Financial Literacy Through Digital Literacy
In my work with financial advisors over the years, one of the key strategies for helping them achieve success has been through optimizing their business – and one of the great levers for accomplishing this is technology. With the right technology, advisors can provide appropriate service to their clients and prospects efficiently and quickly, and even offer tools to their clients for self-service.
In the current market landscape, advisors are embracing technology in support of educating their prospects and clients, helping them plan and purchase the right products to reach for their goals – and those who don’t risk being left behind
But are these digital tools, technologies and resources getting into the hands of everyone?
We see digital resources everywhere being offered to consumers that are aimed at helping them educate themselves or do their own planning. Given the abundance of them, it is easy to assume everyone is taking advantage of these tools and planning their financial futures. Unfortunately, this assumption isn’t quite accurate, as there is a significant percentage of our population without access to both these tools or personal financial advice of any kind. Without a clear opportunity to participate in financial planning, or to even learn the basics of finances, it is understandable that they are left unable to make the best financial decisions for their individual circumstances. This was brought dramatically to light when PC Financial ran a recent study that found 44% of Canadians feel that they are not completely equipped with the advice and tools needed to plan for their future.
For some Canadians, lack of appropriate access to digital resources, technology, and tools is a fundamental barrier to participating in the digital financial marketplace. A major concern is that the lack of digital infrastructure is a barrier not only to financial inclusion, but also to economic and social inclusion.

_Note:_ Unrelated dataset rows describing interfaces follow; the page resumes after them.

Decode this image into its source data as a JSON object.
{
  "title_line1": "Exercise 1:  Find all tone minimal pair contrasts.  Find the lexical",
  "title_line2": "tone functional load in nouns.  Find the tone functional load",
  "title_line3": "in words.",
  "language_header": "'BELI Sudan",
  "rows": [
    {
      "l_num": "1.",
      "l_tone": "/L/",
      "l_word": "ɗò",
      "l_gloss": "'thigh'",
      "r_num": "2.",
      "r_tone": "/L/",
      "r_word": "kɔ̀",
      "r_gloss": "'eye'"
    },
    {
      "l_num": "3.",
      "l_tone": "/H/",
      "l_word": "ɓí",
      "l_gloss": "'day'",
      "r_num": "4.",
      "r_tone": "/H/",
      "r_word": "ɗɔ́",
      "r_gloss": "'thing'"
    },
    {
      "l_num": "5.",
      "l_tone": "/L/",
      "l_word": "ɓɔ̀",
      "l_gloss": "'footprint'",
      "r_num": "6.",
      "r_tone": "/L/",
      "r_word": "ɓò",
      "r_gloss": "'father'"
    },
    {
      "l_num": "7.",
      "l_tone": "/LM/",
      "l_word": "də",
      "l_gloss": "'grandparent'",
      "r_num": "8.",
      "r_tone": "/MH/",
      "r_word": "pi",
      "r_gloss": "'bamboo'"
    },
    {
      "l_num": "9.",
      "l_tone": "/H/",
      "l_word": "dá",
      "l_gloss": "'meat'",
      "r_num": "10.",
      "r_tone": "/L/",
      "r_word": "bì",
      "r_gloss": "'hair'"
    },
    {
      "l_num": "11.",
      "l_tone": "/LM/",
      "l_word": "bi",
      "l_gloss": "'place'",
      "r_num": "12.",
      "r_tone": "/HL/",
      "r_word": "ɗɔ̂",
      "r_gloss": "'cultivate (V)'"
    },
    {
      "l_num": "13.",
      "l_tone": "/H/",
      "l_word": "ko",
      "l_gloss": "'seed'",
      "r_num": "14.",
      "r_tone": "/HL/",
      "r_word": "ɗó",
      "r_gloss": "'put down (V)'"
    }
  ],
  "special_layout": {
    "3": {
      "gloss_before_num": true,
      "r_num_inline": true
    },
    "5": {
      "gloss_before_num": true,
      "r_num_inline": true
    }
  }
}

Improving accessibility is critical for those who do not have the digital access they need to use digital financial tools, resources, products, and services. Without access to financial advisors or planning tools, or the context as to why these resources are important, many are simply choosing to get their information elsewhere.
Social media accounts and online platforms have become de facto resources for “financial advice.” Twitter accounts leveraging hashtags like #fintwit, or the Subreddit r/PersonalFinanceCanada have tremendous followings and, in many cases, are providing what one would interpret as financial advice. This could be a positive in that the average person is getting access to information they might not otherwise receive, but it could also be risky as the average person is getting access to information that might be inaccurate, misleading or even manipulative..
How can people assess what is appropriate for their situation?
“Experts” on these platforms often aren’t appropriately licenced or even worried about compliance. People with strong public followings are endorsing cryptocurrencies or real estate strategies, and their fame lends them (and the products they’re representing) credibility. While some of these approaches may be appropriate for some people, they may not be appropriate for all people.
Access to the digital infrastructure is a key step, but access alone isn’t enough. There needs to be strong support available to help people understand and overcome their lack of digital literacy. Without strong support, how can we ensure Canadians have the ability to competently and confidently use technology and tools as ubiquitous as online banking to manage day-to-day transactions, or search online for financial information appropriate for their current reality and future goals?
Physical and/or language barriers could make using available tools challenging (or impossible). Online tools and calculators need to ensure they are friendly to all audiences – for example, online applications can be especially difficult for those with language, cognitive, or other barriers.
Our industry is embracing technology, but on its own it is not a solution – it is an enabler. There is much talk of the “omni-channel” experience for clients and prospects – an experience which gives them the information they need, when they need it and in the manner in which they want it – be it online self-service, call centres, mobile messaging, or in-person. Our opportunity as advisors is to ensure that we enable all Canadians to be able to take advantage of an omni-channel experience with the support needed to break down their barriers, and I look forward to a future in which the expertise of financial advisors is a cornerstone in building and developing them.
Ray Adamson is the Founder and President of Adamson Advisory Group Ltd. As a financial advisor, consultant, practice management coach and speaker, Ray has helped Canadian business owners, as well as senior management and advisors at the largest carriers and distributors in North America, take their business to the next level. He is a long-term member of Advocis and an active volunteer on the Technology and Innovation Committee.